Update These idioms are now bundled with my Advanced Vocabulary Resource book. You can get free samples here.
My district’s reading program, Houghton Mifflin, builds in a spelling program, complete with “challenge” words. However, I find that my students aren’t really challenged by these words. As a result, I started putting together useful, authentic vocabulary and spelling lists.
I began with homophones, a true spelling challenge for people of all ages.
Then I developed lists based on Greek and Latin word parts to emphasize etymology.
Idioms were my next target. Houghton Mifflin spends just one week on this concept, yet the only way to learn idioms is to be exposed to a wide variety over time. I scoured the internet and put together a list of over 200 idioms with definitions and an example.
How To use
I pick five idioms per week, often going with a theme such as “horses” or “scary idioms.” Each night, students have a quick task to complete. These include:
- Write headlines using the idioms (combining more than one per headline is encouraged!)
- Describe your week using the idioms (made-up events are preferred!)
- Research the origin of each idiom. This takes longer, but makes for a great discussion the next day.
- Draw literal and figurative meanings.
- Create a comic using each idiom.
I give special recognition to students who use idioms during the school day.

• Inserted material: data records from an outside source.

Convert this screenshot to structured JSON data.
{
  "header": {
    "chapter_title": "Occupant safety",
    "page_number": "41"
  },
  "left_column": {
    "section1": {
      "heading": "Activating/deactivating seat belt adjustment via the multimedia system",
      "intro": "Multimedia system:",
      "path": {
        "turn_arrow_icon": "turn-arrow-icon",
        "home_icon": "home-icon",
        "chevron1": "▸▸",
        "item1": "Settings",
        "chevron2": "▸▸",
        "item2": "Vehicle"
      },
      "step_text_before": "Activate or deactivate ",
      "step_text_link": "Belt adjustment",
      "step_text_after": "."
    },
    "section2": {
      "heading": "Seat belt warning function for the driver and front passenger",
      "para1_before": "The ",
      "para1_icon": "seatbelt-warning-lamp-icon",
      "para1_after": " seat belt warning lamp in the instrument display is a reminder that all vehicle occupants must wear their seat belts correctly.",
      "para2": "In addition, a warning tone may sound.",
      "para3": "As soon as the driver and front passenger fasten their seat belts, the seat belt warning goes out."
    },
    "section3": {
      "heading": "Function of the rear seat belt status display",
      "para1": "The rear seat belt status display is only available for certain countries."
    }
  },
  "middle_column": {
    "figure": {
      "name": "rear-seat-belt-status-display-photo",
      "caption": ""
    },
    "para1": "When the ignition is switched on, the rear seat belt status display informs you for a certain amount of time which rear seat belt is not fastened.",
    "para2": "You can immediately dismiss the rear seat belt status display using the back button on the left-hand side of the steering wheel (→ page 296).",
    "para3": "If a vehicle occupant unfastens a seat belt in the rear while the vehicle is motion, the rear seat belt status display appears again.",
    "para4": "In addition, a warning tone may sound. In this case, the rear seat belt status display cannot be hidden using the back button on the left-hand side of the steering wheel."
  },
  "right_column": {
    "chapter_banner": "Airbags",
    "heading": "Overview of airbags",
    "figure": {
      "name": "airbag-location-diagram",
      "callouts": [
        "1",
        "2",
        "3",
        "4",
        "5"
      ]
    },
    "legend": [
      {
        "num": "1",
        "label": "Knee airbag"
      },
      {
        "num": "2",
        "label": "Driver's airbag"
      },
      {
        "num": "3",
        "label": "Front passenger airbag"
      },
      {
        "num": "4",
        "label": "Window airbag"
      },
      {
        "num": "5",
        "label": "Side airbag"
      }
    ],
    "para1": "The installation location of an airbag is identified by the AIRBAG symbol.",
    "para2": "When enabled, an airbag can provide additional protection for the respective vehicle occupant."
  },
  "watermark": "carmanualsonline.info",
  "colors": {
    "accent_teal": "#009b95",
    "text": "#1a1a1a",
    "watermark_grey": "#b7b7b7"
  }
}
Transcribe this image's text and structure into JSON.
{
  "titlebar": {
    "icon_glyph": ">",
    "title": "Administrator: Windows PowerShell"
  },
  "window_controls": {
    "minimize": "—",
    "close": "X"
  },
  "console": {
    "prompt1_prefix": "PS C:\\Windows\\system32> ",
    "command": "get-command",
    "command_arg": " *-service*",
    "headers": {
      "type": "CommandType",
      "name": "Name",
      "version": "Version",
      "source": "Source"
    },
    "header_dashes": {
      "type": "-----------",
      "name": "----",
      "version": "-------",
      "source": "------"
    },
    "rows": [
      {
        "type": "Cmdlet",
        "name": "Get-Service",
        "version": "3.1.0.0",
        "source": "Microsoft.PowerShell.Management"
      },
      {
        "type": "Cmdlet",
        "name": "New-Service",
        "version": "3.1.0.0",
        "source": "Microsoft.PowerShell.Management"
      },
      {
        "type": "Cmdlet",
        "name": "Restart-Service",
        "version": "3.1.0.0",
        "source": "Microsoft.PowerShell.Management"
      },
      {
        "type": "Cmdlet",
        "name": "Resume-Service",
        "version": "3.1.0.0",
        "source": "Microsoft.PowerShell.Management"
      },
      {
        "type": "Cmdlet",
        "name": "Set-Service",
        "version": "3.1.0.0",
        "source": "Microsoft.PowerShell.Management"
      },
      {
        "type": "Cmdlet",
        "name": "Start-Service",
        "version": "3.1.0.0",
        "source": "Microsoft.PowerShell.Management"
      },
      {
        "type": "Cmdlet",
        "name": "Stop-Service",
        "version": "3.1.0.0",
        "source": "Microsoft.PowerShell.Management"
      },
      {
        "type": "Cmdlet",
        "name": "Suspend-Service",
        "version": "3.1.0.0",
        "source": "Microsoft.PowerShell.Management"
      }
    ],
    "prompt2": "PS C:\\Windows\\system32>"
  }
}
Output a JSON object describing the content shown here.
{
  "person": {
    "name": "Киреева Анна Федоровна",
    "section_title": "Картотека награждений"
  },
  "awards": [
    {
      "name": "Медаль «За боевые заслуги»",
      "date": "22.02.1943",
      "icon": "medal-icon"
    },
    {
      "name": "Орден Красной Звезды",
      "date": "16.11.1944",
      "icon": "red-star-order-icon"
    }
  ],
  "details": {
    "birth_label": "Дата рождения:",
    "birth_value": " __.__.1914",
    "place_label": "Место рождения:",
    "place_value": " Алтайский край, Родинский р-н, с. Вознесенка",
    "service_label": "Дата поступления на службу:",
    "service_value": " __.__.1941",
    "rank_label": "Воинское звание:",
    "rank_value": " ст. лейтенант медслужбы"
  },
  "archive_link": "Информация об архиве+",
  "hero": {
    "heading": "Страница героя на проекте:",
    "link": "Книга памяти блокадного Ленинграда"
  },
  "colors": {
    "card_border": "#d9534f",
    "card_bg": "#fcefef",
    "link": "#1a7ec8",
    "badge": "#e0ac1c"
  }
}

Update These idioms are now bundled with my Advanced Vocabulary Resource book. You can grab some free samples here.